The latter social event is derived from the African belief that frayed social relations need to be healed -- the "grass" restored. More importantly, the interests of the community supersede those of the disputants. If they adopt intransigent positions, they can be sidelined by the will of the community and fined for disturbing social peace. In extreme cases, they can be expelled from the village. In other words, there is a price to be paid for intransigence and for wreaking social mayhem -- a price exacted by the victims. The current system of internationally-mediated peace talks, by contrast, imposes no such punishment on the combatants.

Already, there is limited evidence that traditional dispute-resolution mechanisms can work on a much larger scale. Indeed, following the collapse of the former Soviet Union in 1989, African traditional methods were revived to sweep dictators out of power and transition to a democratic order. In 1989, after unpaid civil servants went on strike and demanded the resignation of Benin's military dictator, Mathieu Kerekou, a sovereign national conference was called representing various political, religious, trade union, and other groups encompassing the broad spectrum of Beninois society. The conference, chaired by Father Isidore de Souza, held sovereign power and its decisions were binding on all, including the government. It stripped Kerekou of power and scheduled multiparty elections that ended 17 years of autocratic Marxist rule. Similar inclusive national conferences in Congo and Niger (both in 1991) brought dictatorships to an end and set the stage for free and fair elections.

In South Africa, the vehicle used to make the difficult but peaceful transition to a multiracial democratic society was the Convention for a Democratic South Africa (CODESA). It began deliberations in July 1991, with 228 delegates drawn from about 25 political parties and various anti-apartheid groups. The government of F.W. de Klerk made no effort to control the composition of CODESA. Political parties were not excluded, not even ultra right-wing political groups, although they chose to boycott its deliberations. CODESA strove to reach a "working consensus" on an interim constitution and set a date for the 1994 elections. It established the composition of an interim or transitional government that would rule until the elections were held.
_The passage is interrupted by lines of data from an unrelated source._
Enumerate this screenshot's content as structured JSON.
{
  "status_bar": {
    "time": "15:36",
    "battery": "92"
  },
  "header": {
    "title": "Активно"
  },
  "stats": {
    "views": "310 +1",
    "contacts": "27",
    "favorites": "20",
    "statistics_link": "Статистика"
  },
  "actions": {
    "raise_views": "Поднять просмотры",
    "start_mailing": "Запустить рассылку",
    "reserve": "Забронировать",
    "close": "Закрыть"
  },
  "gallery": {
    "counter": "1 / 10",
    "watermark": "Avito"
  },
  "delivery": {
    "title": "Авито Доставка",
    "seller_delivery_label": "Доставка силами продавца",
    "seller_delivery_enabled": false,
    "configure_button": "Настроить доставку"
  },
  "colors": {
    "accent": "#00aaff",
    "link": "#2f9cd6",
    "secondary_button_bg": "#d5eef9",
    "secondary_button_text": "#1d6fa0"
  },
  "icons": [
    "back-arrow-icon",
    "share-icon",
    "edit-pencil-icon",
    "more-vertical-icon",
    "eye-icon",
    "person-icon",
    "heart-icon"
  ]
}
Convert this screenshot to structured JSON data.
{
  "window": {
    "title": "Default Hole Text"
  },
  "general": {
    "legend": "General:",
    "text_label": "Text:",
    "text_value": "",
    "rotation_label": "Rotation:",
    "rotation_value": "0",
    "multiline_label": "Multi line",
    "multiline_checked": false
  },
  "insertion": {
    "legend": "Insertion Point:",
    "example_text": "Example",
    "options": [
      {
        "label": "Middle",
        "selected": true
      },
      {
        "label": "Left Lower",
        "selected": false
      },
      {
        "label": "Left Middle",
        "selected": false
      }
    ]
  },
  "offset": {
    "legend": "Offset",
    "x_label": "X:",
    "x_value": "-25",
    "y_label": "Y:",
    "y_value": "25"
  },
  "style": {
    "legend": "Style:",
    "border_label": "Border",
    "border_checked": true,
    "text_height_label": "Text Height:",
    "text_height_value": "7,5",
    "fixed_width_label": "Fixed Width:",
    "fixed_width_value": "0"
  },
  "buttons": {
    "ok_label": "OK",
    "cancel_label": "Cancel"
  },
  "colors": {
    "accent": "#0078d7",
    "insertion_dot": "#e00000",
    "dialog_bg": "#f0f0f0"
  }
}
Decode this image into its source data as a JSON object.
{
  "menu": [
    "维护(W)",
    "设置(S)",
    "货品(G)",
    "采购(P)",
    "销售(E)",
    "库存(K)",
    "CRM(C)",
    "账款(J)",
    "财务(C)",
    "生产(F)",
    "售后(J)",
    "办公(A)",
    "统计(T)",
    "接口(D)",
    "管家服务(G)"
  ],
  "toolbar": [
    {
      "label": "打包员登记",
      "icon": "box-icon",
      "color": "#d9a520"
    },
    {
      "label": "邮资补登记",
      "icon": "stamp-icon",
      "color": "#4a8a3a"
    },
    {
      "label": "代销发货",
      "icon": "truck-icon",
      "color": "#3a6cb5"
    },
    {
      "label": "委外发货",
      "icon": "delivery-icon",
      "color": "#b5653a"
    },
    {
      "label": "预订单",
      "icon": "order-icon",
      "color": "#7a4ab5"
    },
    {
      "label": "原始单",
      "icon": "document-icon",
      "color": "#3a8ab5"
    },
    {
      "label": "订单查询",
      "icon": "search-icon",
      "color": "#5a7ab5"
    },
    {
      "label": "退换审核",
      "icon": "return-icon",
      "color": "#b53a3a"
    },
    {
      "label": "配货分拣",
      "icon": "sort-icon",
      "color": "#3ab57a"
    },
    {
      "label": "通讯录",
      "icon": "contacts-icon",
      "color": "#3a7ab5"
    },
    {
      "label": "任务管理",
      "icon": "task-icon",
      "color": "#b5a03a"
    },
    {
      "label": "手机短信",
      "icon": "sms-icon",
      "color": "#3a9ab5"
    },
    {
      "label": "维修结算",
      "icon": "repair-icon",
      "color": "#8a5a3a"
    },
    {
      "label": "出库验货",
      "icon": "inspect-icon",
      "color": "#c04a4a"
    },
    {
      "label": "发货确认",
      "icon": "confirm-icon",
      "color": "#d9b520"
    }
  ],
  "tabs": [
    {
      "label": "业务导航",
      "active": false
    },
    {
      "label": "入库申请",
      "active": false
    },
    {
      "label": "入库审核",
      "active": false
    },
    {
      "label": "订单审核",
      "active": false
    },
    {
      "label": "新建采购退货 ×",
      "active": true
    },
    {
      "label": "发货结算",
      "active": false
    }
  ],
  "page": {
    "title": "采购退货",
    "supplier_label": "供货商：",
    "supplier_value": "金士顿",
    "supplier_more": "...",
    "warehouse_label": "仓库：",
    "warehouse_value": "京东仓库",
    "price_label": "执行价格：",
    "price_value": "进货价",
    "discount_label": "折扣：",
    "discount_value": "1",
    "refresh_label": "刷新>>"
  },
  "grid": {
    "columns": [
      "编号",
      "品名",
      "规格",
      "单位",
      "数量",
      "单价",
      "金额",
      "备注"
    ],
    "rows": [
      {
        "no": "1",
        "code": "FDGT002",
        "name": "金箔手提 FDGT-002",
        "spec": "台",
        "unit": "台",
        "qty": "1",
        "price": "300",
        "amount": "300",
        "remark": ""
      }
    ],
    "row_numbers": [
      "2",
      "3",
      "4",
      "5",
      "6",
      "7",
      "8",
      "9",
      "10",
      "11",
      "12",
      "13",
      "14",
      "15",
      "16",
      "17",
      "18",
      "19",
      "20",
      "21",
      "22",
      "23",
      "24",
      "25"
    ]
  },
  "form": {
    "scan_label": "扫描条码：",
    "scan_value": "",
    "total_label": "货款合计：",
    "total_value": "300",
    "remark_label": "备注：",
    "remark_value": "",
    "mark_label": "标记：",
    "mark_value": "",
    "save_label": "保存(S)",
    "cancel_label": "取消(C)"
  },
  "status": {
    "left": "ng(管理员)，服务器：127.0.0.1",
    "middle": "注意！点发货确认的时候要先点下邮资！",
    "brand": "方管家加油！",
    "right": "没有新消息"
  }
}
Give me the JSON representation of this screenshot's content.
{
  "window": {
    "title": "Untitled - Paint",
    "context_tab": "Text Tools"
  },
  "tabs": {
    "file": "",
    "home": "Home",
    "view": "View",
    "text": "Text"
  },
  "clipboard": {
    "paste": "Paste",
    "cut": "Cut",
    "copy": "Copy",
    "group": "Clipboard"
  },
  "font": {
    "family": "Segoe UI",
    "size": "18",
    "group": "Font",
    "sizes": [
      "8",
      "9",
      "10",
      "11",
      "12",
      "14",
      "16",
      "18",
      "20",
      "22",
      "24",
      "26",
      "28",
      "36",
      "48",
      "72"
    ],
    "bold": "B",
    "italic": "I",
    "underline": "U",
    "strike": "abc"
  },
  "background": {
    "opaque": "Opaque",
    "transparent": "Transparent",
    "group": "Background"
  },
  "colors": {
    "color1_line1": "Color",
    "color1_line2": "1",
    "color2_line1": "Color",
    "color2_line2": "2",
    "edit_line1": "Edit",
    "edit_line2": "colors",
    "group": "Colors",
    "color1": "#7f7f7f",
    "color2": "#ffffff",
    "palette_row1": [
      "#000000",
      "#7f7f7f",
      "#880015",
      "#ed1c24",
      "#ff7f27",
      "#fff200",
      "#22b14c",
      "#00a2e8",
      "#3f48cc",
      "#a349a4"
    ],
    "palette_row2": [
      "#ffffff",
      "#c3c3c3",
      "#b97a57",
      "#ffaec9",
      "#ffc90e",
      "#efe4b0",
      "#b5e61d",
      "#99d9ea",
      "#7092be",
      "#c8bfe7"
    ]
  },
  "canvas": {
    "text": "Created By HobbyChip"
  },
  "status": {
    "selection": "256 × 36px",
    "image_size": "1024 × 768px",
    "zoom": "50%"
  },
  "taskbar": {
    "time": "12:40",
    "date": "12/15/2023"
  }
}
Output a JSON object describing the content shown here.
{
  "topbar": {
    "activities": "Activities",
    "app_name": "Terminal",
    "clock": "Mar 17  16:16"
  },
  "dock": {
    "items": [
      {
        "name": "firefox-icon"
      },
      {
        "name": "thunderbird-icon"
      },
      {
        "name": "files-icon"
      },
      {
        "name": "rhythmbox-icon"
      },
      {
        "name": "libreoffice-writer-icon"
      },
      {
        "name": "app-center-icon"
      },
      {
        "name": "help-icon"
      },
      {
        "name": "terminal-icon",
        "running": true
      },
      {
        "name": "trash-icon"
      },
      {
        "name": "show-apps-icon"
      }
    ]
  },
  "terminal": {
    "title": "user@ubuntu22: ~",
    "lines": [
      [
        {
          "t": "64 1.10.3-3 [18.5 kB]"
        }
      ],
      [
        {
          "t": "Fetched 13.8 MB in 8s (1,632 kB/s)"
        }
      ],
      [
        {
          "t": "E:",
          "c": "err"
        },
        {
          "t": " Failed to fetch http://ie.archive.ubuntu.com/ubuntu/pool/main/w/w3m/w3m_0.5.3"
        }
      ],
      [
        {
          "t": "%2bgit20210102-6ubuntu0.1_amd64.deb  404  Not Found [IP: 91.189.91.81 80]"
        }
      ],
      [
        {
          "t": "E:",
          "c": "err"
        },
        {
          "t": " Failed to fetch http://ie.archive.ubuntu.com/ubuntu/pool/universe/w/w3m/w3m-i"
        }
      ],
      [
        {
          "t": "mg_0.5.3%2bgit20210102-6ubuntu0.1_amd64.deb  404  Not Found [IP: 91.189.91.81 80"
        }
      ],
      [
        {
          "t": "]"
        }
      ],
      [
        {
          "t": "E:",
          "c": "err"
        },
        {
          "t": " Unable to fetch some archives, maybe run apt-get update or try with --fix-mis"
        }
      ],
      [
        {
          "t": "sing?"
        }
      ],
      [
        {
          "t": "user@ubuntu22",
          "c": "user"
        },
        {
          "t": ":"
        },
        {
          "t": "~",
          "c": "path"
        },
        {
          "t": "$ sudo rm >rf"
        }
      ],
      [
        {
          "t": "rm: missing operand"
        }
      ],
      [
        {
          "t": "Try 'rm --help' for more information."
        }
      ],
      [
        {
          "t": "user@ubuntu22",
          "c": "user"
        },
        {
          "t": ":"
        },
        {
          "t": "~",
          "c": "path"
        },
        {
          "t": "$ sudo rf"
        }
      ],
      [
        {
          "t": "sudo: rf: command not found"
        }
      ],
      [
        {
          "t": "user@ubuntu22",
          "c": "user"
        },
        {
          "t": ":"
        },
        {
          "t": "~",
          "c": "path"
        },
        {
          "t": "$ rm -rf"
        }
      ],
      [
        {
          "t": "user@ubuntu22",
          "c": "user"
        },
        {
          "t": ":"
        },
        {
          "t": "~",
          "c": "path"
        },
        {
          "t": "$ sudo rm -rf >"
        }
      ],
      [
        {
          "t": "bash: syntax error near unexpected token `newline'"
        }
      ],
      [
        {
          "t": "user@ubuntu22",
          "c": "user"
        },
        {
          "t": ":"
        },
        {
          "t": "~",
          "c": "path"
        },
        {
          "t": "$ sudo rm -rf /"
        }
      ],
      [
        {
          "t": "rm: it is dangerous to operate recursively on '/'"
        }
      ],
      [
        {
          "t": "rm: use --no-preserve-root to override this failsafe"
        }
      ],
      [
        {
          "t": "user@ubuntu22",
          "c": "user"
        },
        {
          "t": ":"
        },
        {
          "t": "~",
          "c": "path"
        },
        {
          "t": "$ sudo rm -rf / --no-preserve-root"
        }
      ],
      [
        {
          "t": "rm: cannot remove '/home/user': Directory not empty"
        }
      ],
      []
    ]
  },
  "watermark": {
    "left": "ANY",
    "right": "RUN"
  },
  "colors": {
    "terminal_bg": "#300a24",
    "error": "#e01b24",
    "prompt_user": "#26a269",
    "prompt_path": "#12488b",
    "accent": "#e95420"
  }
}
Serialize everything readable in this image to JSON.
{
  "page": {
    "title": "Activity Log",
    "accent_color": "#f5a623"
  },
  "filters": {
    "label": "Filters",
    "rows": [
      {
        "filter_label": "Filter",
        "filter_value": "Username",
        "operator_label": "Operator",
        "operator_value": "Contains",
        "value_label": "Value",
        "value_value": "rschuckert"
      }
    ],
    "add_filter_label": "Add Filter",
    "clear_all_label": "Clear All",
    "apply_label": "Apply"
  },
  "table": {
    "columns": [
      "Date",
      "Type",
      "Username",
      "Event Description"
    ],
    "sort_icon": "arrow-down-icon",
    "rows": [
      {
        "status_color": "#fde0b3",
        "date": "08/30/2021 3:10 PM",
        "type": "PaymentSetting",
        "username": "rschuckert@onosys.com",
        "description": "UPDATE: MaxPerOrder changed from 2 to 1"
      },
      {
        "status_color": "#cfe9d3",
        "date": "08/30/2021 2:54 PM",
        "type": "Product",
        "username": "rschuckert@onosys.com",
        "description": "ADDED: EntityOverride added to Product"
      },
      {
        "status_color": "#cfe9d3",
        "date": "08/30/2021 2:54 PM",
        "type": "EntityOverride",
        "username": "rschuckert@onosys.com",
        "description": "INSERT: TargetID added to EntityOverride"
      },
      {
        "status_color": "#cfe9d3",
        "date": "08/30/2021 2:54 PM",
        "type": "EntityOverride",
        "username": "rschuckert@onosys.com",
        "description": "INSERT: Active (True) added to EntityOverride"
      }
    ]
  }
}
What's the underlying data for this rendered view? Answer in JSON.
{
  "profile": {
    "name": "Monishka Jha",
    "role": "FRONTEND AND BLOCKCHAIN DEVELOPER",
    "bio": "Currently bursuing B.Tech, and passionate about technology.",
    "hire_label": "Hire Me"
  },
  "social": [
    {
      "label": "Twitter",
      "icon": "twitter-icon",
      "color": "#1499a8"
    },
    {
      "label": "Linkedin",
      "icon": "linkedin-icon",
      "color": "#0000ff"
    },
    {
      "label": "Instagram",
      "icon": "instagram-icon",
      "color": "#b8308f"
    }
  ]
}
Most importantly, CODESA's decisions were binding. De Klerk could not abrogate any decision made by the convention -- just as the African chief could not disregard any decision arrived at the village meeting.

Instead of facilitating direct negotiations in Addis Ababa, the African Union should serve as an arbiter between South Sudanese civil society organizations, and political and religious groups. An interim government should be set up -- headed by neither Kiir nor Machar -- and a date set for elections. If the two leaders remain recalcitrant, they should be fined proverbial goats for disturbing the social peace. By default, they should be expelled from the "village" and handed over to the ICC for prosecution for crimes against humanity. And just as the Economic Community of West African States (ECOWAS) did to Mali when Gen. Amadou Sanogo seized power in March 2012, the African Union should close all borders with South Sudan and impose an economic blockade. When elephants have trampled the grass, they should not be rewarded with additional stomping grounds.

Paula Bronstein/Getty Images